Despite the odds, international trade is strong and growing, the latest DHL Trade Growth Atlas finds. Across 173 countries, international trade has climbed nearly 10% above pre-pandemic levels. What’s more, DHL expects trade to continue to grow through 2023. Cross border e-commerce could exceed $1 trillion by 2030, according to the Atlas. The pick up in international commerce increases the likelihood of more frequent air freight emergencies.
Emergency retrieval comes with a unique set of challenges. Having proper air cargo documentation is especially critical. Emergency air freight pick up necessitates providing a lot of paperwork, all filled out correctly, under tight time constraints. That means it’s vital to partner with a service provider who can get those details right.
The Purpose of Documentation for Air Freight
Air freight is essential for delivery of time-critical or temperature-sensitive shipments. It’s also complicated, and comes with its fair share of air cargo shipping documentation.
Shippers must be able to furnish a commercial invoice, a certificate of origin, a bill of lading, a packing list, and potentially an inspection certification and insurance certificate, to name a few. This documentation serves to provide information about the cargo, its origin, and the condition it should be in upon arrival.
The information must be ready when freight is retrieved. It’s not enough for an air cargo recovery service to simply furnish a pick up number. For expedited air freight pickup to be fast, all the paperwork must be ready in hand.
What Are the Air Freight Documents & Documentation Needed For Pick Ups?
Some of the air freight documents needed for pick up include a delivery order, customs clearance paperwork, and a terminal handling receipt (THC). It’s important to note that nearly all air freight stations require all paperwork to be ready to hand over a shipment. Therefore, it’s critical to partner with a carrier who gets the details of a shipment right and has this paperwork in hand.
Here’s a list of the paperwork that’s required for pick up at an air freight station.
- Delivery Order (DO) – A delivery order is a document issued by a shipper or freight forwarder that instructs the port operator to turn freight over to the importing party.
- Customs Clearance Documents – All freight that enters into the country is obligated to go through customs clearance.
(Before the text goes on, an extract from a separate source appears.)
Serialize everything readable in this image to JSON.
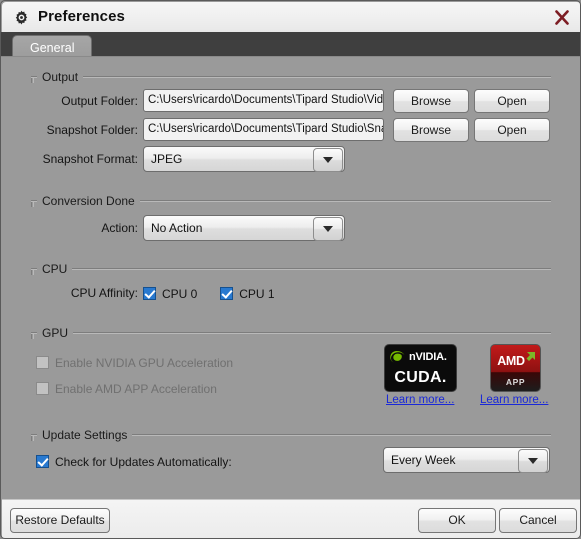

A few of the required customs documents include a bill of lading, an air waybill, delivery order, packing list, arrival notice, and certificate of origin. Incorrect, outdated, or missing forms can incur fees and long delays.
- Terminal Handling Payment Receipt (THC, ISC) – Terminal handling charges are fees charged by a terminal for equipment handling, maintenance, and storage. They tend to vary from one country to the next, or even one airport to the next.
The Top Considerations for Air Freight Pick Up Documents
Have you ever wondered how drivers actually get their air freight pick up documentation in hand? The process isn’t automatic. Forwarders must know which air freight shipping documents to provide, and ensure all paperwork is filled out correctly and transmitted to the carrier before a pick up can take place. Here are a few considerations to keep in mind for the next expedited pick up:
- Know your airline. 99% of airports will ask a carrier to leave if they show up without the correct air cargo documents in hand. There are exceptions – Chicago O’Hare airport, for example, may offer some wiggle room. But the majority of the time, drivers should expect to be turned away unless they can furnish complete, correct air cargo documentation.
- How are the drivers getting that paper in hand? Occasionally, a truck will have a printer, so freight documents can be printed en route. Barring that option, carriers should instruct their drivers to print all paperwork at a truck stop (leaving plenty of time to arrive on schedule, of course.)
- 99% of Air Freight Stations require all the paperwork needed. This means the delivery order, customs clearance documents, and terminal handling payment receipt. Without proof of a terminal handling charge payment, the ground handling agent may not see that it was paid, and won’t know to let the driver onto the premises.
Never Miss An Air Freight Recovery Document Again
When there’s an air freight emergency, the last thing a shipper wants to hear is that a retrieval was unsuccessful because of paperwork. And yet, cargo retrieval requires a myriad of air freight shipping documents in hand at the time of pick up that must be meticulously completed.
Shippers need a carrier who has a plan in place to manage important details, like having correct and complete customs documents in hand. Carrier911 has a built-in system to ensure that an air freight emergency doesn’t turn into a paperwork emergency as well. To learn more, contact Carrier911 today.